Canyon County is not generally held in regard as a hotbed for music and art. Yet there are plenty of offerings to draw those in search of some culture to the west side of the valley.
Nampa and Caldwell have all of the makings of small town culture: bands looking for success, small venues that support local musicians and artists, modest theaters and galleries, and even space for a philharmonic orchestra.
Nampa's Flying M Coffeegarage is a mainstay of the area's music scene. With its cozy decor-rich interior and large mechanic's garage-turned-music venue, it functions as a hub for local bands and artists to congregate, consume caffeine and network for shows and events. In addition to bringing in national touring acts including Toro y Moi and The War on Drugs, the Coffeegarage regularly features local bands.
"The Flying M kind of started it all," said Scott Pemble, owner of Caldwell venue The Manor. "It fostered and supported the local music scene, and it's just grown and spread from there."
The Manor is the moniker for a house in Caldwell near the College of Idaho that regularly hosts concerts and is at the head of a small network of house-show venues in the area. Last summer it hosted a performance from Brooklyn, N.Y.-based noise pop group Vivian Girls. The Big Red House in Nampa is another notable house venue in 2C that regularly hosts artists, barbecues and concerts.
Other spots for local musicians and artists to perform include the campuses of Northwest Nazarene University and College of Idaho, Ste. Chapelle Winery, Messenger Pizza and Brewery, Coyote's Wine Bar and Shop, The Bent Fork and both the Nampa and Caldwell farmers markets.
Several bands from 2C are making waves regionally, including low-fi garage rockers Art Fad, who are scheduled to open for San Francisco post-punk outfit Thee Oh Sees at the Coffeegarage on Monday, Nov. 28, and indie folk group Mickey the Jump. Other notable 2C bands to keep an ear out for are Fountains, Stargaze Unlimited and Grand Falconer.
But because Canyon County's music scene is small and still developing, bands looking to really cut their teeth generally end up having to cross over the county line into Boise. Popular Boise bands Shades and Mozam Beaks both have roots in Canyon County but later relocated to Boise.
"Nampa and Caldwell definitely have developing music scenes, but a lot of the shows we play are in Boise," said Theo Maughan, one half of Art Fad. "We recorded our album in Boise, and most of the opportunities we get are almost always in Boise."

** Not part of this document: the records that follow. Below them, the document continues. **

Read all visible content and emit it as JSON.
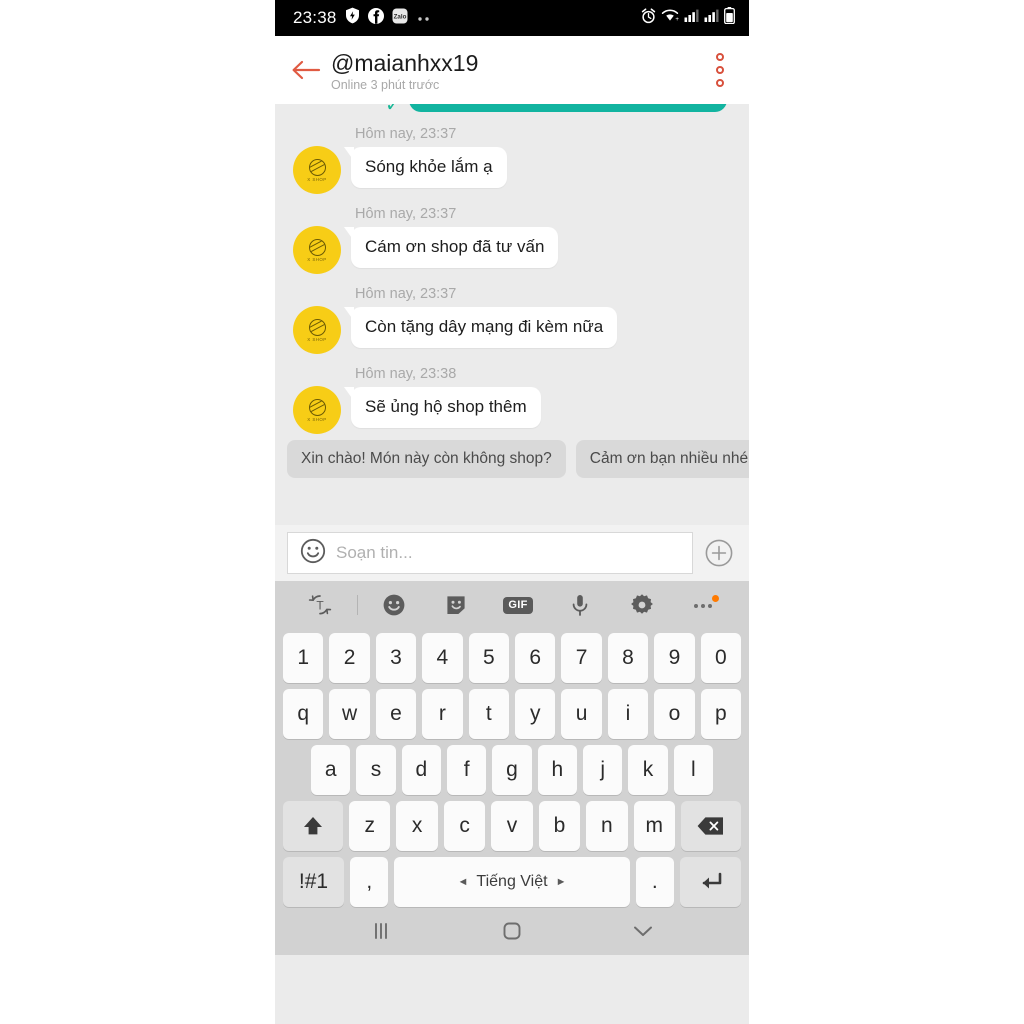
{
  "status_bar": {
    "time": "23:38",
    "left_icons": [
      "shield-icon",
      "facebook-icon",
      "zalo-icon",
      "more-dots-icon"
    ],
    "right_icons": [
      "alarm-icon",
      "wifi-icon",
      "signal-icon",
      "signal-icon-2",
      "battery-icon"
    ]
  },
  "header": {
    "back_icon": "back-arrow-icon",
    "title": "@maianhxx19",
    "subtitle": "Online 3 phút trước",
    "menu_icon": "kebab-menu-icon"
  },
  "conversation": {
    "outgoing_partial": {
      "tick": "✓",
      "text": ""
    },
    "messages": [
      {
        "time": "Hôm nay, 23:37",
        "text": "Sóng khỏe lắm ạ",
        "avatar_label": "X SHOP"
      },
      {
        "time": "Hôm nay, 23:37",
        "text": "Cám ơn shop đã tư vấn",
        "avatar_label": "X SHOP"
      },
      {
        "time": "Hôm nay, 23:37",
        "text": "Còn tặng dây mạng đi kèm nữa",
        "avatar_label": "X SHOP"
      },
      {
        "time": "Hôm nay, 23:38",
        "text": "Sẽ ủng hộ shop thêm",
        "avatar_label": "X SHOP"
      }
    ]
  },
  "quick_replies": [
    "Xin chào! Món này còn không shop?",
    "Cảm ơn bạn nhiều nhé!"
  ],
  "input_bar": {
    "emoji_icon": "smiley-icon",
    "placeholder": "Soạn tin...",
    "value": "",
    "add_icon": "plus-circle-icon"
  },
  "keyboard": {
    "toolbar": [
      "translate-icon",
      "emoji-icon",
      "sticker-icon",
      "gif-icon",
      "microphone-icon",
      "settings-gear-icon",
      "more-options-icon"
    ],
    "gif_label": "GIF",
    "rows": {
      "numbers": [
        "1",
        "2",
        "3",
        "4",
        "5",
        "6",
        "7",
        "8",
        "9",
        "0"
      ],
      "top": [
        "q",
        "w",
        "e",
        "r",
        "t",
        "y",
        "u",
        "i",
        "o",
        "p"
      ],
      "home": [
        "a",
        "s",
        "d",
        "f",
        "g",
        "h",
        "j",
        "k",
        "l"
      ],
      "bottom": [
        "z",
        "x",
        "c",
        "v",
        "b",
        "n",
        "m"
      ],
      "shift_icon": "shift-arrow-icon",
      "backspace_icon": "backspace-icon"
    },
    "bottom_row": {
      "symbols": "!#1",
      "comma": ",",
      "space_label": "Tiếng Việt",
      "space_left_arrow": "◄",
      "space_right_arrow": "►",
      "period": ".",
      "enter_icon": "enter-return-icon"
    }
  },
  "nav_bar": {
    "recents_icon": "recents-icon",
    "home_icon": "home-icon",
    "hide-keyboard_icon": "chevron-down-icon"
  },
  "colors": {
    "outgoing_bubble": "#12b4a0",
    "avatar": "#f7cd16",
    "accent_red": "#d8503c",
    "badge_orange": "#ff7a00",
    "chat_bg": "#ebebeb",
    "keyboard_bg": "#d2d2d2"
  }
}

"The local Hispanic community blows everyone else out of the water when it comes to engagement and enthusiasm for its shows," said Pemble.
There are also a number of more traditional cultural offerings in the area. The Friesen Galleries at NNU regularly host world-class exhibits, with styles ranging from modern and impressionist to realist and classical art.
The Nampa-based Music Theatre of Idaho has been putting on professional, family friendly plays and productions since 1997. In 2012 the theater plans to put up performances of Fiddler on the Roof, Hello Dolly! and Little Shop of Horrors among others.
The Treasure Valley Young Artists, also Nampa-based, is home to one of the nation's premier youth choral groups.
There are also several other popular galleries and museums in the area. The Nampa Train Depot Museum was built in 1902 and restored and converted into a museum in 1976 to house artifacts from its history.
The Artistblue Gallery at the Karcher Mall is home to both local and international art, including original sculptures, paintings and pottery.
The Christian art gallery Goodsalt claims that it contains the world's largest collection of religious illustrations--both contemporary and historic--while the Chasa Art Gallery in downtown Nampa features a range of Southwestern arts and artifacts.
Those in search of some classical entertainment don't have to go far from home. Boise Philharmonic regularly holds performances at NNU, and recently upgraded to full Friday night performances.
"We are doing Nampa concerts to expand our base in this community," said Jimsi Kuborn, marketing director for Boise Philharmonic. "In terms of audience makeup, I don't think there's a big difference to Boise. They have similar expectations and are getting the same programming."